* [TO DO]: Repeat the data exactly as it appears.

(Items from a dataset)
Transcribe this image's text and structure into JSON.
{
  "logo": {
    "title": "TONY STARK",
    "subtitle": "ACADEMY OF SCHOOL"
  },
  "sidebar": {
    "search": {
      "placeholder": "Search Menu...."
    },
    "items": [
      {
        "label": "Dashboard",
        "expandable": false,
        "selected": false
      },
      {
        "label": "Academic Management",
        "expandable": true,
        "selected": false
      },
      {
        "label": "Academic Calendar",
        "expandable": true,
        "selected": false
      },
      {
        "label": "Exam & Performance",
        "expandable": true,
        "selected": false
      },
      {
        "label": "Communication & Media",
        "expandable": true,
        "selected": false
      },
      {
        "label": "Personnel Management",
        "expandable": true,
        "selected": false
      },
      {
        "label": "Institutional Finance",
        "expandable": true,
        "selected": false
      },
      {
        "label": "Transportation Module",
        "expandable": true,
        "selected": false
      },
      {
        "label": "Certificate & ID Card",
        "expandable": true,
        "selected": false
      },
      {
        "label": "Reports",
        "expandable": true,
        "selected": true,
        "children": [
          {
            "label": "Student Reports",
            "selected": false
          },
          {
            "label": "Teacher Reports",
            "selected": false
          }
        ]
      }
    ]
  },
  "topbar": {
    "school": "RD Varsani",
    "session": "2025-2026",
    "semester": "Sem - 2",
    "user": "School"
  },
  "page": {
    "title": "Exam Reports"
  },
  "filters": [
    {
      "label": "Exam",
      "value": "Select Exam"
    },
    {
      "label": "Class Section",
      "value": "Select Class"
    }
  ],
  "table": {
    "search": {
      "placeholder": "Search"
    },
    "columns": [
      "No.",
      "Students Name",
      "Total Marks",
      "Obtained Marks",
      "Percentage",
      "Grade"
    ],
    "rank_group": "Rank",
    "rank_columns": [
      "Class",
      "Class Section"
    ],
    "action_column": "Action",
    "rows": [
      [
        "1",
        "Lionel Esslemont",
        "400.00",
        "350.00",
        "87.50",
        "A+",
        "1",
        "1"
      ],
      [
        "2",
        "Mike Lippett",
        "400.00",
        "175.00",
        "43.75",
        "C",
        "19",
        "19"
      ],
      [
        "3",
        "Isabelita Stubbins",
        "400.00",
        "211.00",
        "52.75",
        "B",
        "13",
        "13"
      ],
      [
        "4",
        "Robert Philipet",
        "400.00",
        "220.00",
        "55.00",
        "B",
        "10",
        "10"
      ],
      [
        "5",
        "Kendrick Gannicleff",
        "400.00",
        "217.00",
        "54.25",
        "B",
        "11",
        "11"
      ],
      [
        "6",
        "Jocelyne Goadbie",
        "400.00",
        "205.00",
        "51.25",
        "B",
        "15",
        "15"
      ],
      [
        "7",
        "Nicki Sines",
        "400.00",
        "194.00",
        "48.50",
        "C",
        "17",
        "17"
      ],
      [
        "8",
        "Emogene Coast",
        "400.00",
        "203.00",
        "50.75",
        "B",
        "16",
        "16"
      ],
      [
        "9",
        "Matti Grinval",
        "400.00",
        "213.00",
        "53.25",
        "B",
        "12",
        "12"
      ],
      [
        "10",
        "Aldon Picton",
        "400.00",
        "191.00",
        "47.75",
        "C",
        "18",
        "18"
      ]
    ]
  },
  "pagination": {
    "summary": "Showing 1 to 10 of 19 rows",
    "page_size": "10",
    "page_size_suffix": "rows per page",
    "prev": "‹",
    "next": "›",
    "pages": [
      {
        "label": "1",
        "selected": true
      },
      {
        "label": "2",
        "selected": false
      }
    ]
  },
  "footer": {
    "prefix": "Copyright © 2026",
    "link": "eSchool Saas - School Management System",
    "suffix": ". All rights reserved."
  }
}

* [THE COMPLETED TASK]:
Transcribe this image's text and structure into JSON.
{
  "logo": {
    "title": "TONY STARK",
    "subtitle": "ACADEMY OF SCHOOL"
  },
  "sidebar": {
    "search": {
      "placeholder": "Search Menu...."
    },
    "items": [
      {
        "label": "Dashboard",
        "expandable": false,
        "selected": false
      },
      {
        "label": "Academic Management",
        "expandable": true,
        "selected": false
      },
      {
        "label": "Academic Calendar",
        "expandable": true,
        "selected": false
      },
      {
        "label": "Exam & Performance",
        "expandable": true,
        "selected": false
      },
      {
        "label": "Communication & Media",
        "expandable": true,
        "selected": false
      },
      {
        "label": "Personnel Management",
        "expandable": true,
        "selected": false
      },
      {
        "label": "Institutional Finance",
        "expandable": true,
        "selected": false
      },
      {
        "label": "Transportation Module",
        "expandable": true,
        "selected": false
      },
      {
        "label": "Certificate & ID Card",
        "expandable": true,
        "selected": false
      },
      {
        "label": "Reports",
        "expandable": true,
        "selected": true,
        "children": [
          {
            "label": "Student Reports",
            "selected": false
          },
          {
            "label": "Teacher Reports",
            "selected": false
          }
        ]
      }
    ]
  },
  "topbar": {
    "school": "RD Varsani",
    "session": "2025-2026",
    "semester": "Sem - 2",
    "user": "School"
  },
  "page": {
    "title": "Exam Reports"
  },
  "filters": [
    {
      "label": "Exam",
      "value": "Select Exam"
    },
    {
      "label": "Class Section",
      "value": "Select Class"
    }
  ],
  "table": {
    "search": {
      "placeholder": "Search"
    },
    "columns": [
      "No.",
      "Students Name",
      "Total Marks",
      "Obtained Marks",
      "Percentage",
      "Grade"
    ],
    "rank_group": "Rank",
    "rank_columns": [
      "Class",
      "Class Section"
    ],
    "action_column": "Action",
    "rows": [
      [
        "1",
        "Lionel Esslemont",
        "400.00",
        "350.00",
        "87.50",
        "A+",
        "1",
        "1"
      ],
      [
        "2",
        "Mike Lippett",
        "400.00",
        "175.00",
        "43.75",
        "C",
        "19",
        "19"
      ],
      [
        "3",
        "Isabelita Stubbins",
        "400.00",
        "211.00",
        "52.75",
        "B",
        "13",
        "13"
      ],
      [
        "4",
        "Robert Philipet",
        "400.00",
        "220.00",
        "55.00",
        "B",
        "10",
        "10"
      ],
      [
        "5",
        "Kendrick Gannicleff",
        "400.00",
        "217.00",
        "54.25",
        "B",
        "11",
        "11"
      ],
      [
        "6",
        "Jocelyne Goadbie",
        "400.00",
        "205.00",
        "51.25",
        "B",
        "15",
        "15"
      ],
      [
        "7",
        "Nicki Sines",
        "400.00",
        "194.00",
        "48.50",
        "C",
        "17",
        "17"
      ],
      [
        "8",
        "Emogene Coast",
        "400.00",
        "203.00",
        "50.75",
        "B",
        "16",
        "16"
      ],
      [
        "9",
        "Matti Grinval",
        "400.00",
        "213.00",
        "53.25",
        "B",
        "12",
        "12"
      ],
      [
        "10",
        "Aldon Picton",
        "400.00",
        "191.00",
        "47.75",
        "C",
        "18",
        "18"
      ]
    ]
  },
  "pagination": {
    "summary": "Showing 1 to 10 of 19 rows",
    "page_size": "10",
    "page_size_suffix": "rows per page",
    "prev": "‹",
    "next": "›",
    "pages": [
      {
        "label": "1",
        "selected": true
      },
      {
        "label": "2",
        "selected": false
      }
    ]
  },
  "footer": {
    "prefix": "Copyright © 2026",
    "link": "eSchool Saas - School Management System",
    "suffix": ". All rights reserved."
  }
}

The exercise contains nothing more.